■ **What is being asked**
Search the records for the string "false" and copy every line in which it appears.

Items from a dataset

━━━━━━━━━━━━━━━━━━━━━━━━━━━━━━

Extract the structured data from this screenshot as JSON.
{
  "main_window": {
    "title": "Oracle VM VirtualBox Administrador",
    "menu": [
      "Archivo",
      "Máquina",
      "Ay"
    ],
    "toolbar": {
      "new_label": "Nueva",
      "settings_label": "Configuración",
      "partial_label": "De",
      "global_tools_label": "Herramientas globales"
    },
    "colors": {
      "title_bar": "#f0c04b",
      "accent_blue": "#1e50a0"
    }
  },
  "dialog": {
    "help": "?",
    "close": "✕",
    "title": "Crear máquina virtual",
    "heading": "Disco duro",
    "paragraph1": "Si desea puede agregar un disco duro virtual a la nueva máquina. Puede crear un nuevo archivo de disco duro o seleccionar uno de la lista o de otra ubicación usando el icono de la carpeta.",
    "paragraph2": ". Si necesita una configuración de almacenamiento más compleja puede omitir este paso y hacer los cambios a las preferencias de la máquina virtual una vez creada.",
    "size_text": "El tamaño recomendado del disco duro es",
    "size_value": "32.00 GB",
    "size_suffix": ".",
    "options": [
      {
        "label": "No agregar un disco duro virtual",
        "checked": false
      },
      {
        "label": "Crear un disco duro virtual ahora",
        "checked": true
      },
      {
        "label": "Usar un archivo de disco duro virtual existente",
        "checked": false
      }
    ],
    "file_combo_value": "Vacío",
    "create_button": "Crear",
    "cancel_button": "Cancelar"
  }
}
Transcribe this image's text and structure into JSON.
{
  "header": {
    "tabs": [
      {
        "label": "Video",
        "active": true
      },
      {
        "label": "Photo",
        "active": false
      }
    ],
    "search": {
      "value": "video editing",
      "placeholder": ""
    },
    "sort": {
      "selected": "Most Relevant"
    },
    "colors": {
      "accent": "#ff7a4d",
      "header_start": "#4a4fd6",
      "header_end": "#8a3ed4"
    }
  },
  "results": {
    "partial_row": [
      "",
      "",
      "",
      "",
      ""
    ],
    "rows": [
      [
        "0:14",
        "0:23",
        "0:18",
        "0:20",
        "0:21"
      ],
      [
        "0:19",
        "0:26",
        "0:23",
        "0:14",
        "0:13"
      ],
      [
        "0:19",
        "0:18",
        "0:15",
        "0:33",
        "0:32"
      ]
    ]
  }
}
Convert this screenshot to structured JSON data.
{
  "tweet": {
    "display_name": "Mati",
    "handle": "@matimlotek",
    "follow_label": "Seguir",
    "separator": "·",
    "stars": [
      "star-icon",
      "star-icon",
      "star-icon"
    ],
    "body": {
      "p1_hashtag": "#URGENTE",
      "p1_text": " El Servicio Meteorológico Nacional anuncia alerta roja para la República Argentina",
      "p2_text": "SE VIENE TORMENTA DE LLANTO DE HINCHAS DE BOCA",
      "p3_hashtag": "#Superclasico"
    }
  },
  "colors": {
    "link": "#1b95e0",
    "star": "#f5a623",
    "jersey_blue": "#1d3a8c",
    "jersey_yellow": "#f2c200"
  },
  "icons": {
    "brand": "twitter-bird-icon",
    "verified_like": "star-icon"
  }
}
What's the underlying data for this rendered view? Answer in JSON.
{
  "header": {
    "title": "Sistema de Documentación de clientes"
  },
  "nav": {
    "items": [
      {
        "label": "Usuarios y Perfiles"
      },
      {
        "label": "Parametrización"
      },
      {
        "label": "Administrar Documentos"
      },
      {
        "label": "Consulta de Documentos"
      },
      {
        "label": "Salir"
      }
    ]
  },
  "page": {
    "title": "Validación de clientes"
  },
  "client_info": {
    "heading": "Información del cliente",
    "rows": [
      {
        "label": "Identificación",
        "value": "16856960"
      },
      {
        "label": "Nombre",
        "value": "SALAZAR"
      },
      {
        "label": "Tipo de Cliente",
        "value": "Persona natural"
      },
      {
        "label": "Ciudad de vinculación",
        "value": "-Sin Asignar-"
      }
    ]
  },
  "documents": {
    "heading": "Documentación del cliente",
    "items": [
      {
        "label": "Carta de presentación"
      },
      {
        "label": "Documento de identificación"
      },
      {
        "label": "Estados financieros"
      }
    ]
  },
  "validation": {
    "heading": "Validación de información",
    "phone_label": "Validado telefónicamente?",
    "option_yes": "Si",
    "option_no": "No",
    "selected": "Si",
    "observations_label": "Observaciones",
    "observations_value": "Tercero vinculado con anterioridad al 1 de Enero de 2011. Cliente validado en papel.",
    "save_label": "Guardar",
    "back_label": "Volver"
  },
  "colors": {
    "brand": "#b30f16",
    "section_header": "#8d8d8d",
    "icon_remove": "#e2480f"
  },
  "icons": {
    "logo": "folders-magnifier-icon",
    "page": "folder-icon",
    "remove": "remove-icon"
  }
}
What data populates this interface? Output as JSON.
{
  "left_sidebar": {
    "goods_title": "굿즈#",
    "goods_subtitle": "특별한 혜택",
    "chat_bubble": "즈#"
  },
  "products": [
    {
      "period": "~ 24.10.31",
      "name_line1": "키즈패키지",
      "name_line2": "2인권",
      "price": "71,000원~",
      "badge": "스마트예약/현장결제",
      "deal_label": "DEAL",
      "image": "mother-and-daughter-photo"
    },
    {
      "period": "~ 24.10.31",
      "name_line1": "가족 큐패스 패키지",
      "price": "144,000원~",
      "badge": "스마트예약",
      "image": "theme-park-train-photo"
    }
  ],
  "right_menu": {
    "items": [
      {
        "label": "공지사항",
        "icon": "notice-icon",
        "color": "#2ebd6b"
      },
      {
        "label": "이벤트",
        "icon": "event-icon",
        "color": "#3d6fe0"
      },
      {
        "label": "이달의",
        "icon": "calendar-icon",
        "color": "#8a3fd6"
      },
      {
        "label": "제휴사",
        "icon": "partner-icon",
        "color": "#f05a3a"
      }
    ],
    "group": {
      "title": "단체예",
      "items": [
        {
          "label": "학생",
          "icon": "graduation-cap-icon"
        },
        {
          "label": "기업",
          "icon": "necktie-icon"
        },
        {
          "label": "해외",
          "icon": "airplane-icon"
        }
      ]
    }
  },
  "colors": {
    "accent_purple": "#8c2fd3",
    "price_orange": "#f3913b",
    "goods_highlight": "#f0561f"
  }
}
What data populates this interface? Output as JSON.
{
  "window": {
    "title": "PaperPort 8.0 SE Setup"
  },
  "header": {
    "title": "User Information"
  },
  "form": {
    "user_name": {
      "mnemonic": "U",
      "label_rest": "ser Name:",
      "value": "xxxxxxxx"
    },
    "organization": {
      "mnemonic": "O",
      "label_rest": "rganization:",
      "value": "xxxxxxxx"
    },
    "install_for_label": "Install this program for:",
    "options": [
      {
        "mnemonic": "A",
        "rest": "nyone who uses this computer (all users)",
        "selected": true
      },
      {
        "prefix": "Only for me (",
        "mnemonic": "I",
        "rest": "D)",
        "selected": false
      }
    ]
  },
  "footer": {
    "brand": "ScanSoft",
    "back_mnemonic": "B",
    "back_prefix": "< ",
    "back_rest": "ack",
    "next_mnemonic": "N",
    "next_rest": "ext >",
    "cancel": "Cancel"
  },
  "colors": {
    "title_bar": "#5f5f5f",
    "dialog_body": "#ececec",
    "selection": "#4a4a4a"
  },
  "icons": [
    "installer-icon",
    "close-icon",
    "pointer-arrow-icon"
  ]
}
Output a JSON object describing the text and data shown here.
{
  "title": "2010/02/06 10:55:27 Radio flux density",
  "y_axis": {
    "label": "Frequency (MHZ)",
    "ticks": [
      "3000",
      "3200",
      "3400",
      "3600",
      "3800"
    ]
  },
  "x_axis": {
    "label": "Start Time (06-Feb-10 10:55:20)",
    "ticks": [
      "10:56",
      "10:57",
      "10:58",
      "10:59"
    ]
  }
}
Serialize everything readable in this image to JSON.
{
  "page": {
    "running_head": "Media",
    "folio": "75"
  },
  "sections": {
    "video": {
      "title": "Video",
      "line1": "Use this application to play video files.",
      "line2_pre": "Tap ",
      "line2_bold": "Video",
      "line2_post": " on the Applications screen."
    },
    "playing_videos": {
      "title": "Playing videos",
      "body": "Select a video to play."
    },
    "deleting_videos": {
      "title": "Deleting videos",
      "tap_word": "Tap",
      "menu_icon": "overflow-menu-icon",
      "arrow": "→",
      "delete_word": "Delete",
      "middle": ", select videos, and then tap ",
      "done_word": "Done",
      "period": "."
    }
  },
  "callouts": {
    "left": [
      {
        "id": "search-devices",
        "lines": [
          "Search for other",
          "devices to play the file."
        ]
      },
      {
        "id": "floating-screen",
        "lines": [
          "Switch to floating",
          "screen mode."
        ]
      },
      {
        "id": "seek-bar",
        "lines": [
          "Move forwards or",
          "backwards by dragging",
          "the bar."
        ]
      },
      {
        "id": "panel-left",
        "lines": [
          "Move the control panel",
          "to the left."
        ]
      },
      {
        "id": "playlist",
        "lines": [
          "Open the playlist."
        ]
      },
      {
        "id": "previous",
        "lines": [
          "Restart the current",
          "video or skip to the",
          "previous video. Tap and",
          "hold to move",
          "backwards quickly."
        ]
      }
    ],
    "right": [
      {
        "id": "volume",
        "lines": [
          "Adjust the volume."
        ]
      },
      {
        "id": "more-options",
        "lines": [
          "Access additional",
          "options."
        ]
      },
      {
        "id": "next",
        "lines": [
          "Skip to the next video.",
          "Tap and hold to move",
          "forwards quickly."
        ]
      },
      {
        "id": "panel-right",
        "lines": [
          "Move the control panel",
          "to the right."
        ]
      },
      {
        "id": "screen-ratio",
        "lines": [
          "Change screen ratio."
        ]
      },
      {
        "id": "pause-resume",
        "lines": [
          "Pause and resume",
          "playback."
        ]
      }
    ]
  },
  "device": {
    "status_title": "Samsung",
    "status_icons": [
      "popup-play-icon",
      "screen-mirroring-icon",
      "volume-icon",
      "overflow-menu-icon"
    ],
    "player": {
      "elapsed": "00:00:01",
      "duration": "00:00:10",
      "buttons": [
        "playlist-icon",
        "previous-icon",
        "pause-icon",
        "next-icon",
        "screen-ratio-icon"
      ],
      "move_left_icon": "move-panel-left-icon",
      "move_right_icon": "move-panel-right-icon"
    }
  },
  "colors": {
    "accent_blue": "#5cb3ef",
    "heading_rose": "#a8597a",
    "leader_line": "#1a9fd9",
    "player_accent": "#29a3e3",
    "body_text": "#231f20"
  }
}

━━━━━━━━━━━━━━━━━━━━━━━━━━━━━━

■ **Exercise result**
        "checked": false
        "checked": false
        "active": false
        "selected": false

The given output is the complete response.